[LISTED RECORDS]:
- - - -

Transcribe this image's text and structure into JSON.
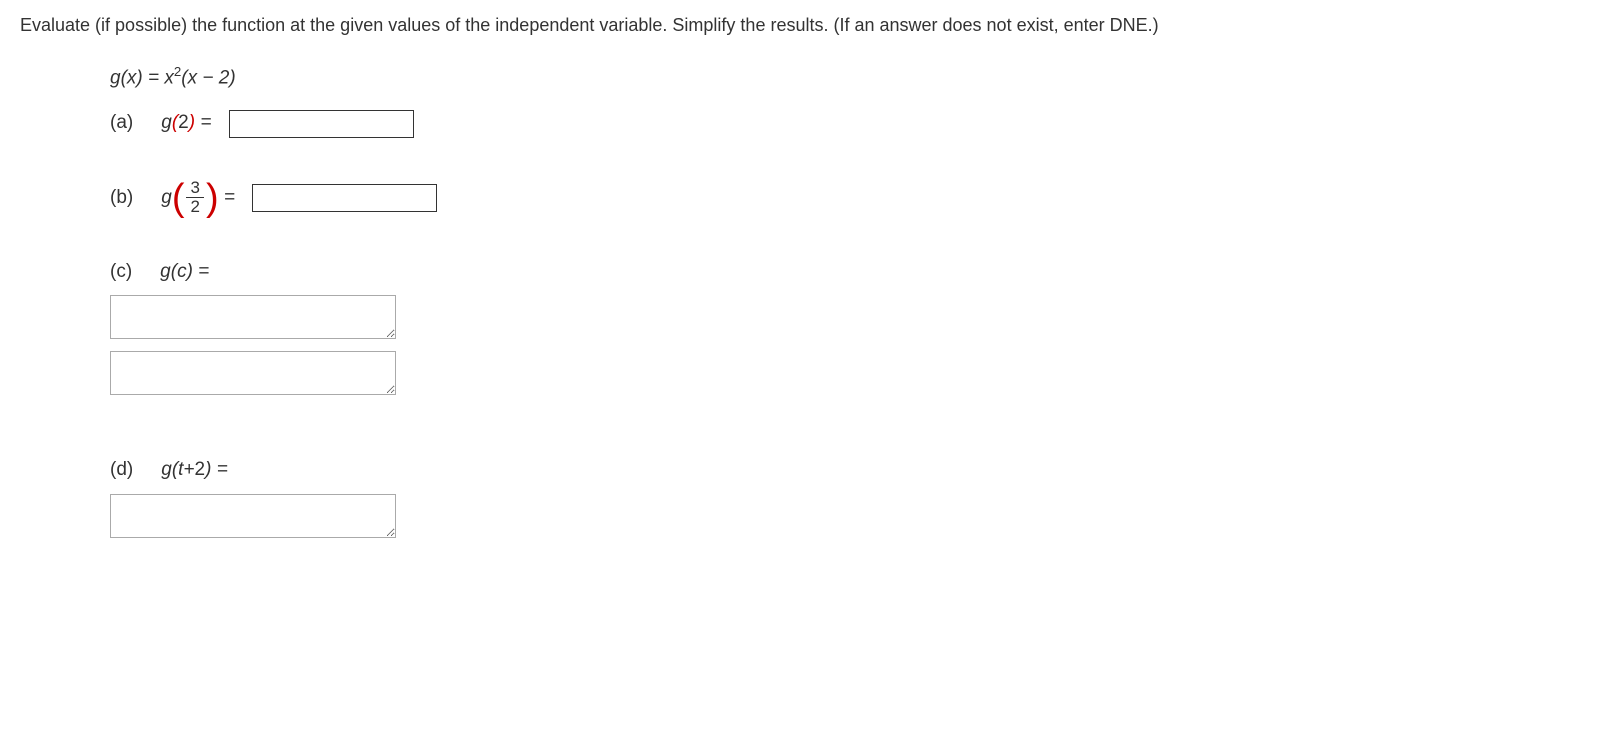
{
  "instructions": "Evaluate (if possible) the function at the given values of the independent variable. Simplify the results. (If an answer does not exist, enter DNE.)",
  "function": {
    "name": "g",
    "variable": "x",
    "constant": "2",
    "exponent": "2"
  },
  "parts": {
    "a": {
      "label": "(a)",
      "arg": "2"
    },
    "b": {
      "label": "(b)",
      "frac_num": "3",
      "frac_den": "2"
    },
    "c": {
      "label": "(c)",
      "arg": "c"
    },
    "d": {
      "label": "(d)",
      "arg_var": "t",
      "arg_const": "2"
    }
  }
}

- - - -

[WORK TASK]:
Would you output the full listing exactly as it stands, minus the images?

[TASK RESPONSE]:
Transcribe this image's text and structure into JSON.
{
  "instructions": "Evaluate (if possible) the function at the given values of the independent variable. Simplify the results. (If an answer does not exist, enter DNE.)",
  "function": {
    "name": "g",
    "variable": "x",
    "constant": "2",
    "exponent": "2"
  },
  "parts": {
    "a": {
      "label": "(a)",
      "arg": "2"
    },
    "b": {
      "label": "(b)",
      "frac_num": "3",
      "frac_den": "2"
    },
    "c": {
      "label": "(c)",
      "arg": "c"
    },
    "d": {
      "label": "(d)",
      "arg_var": "t",
      "arg_const": "2"
    }
  }
}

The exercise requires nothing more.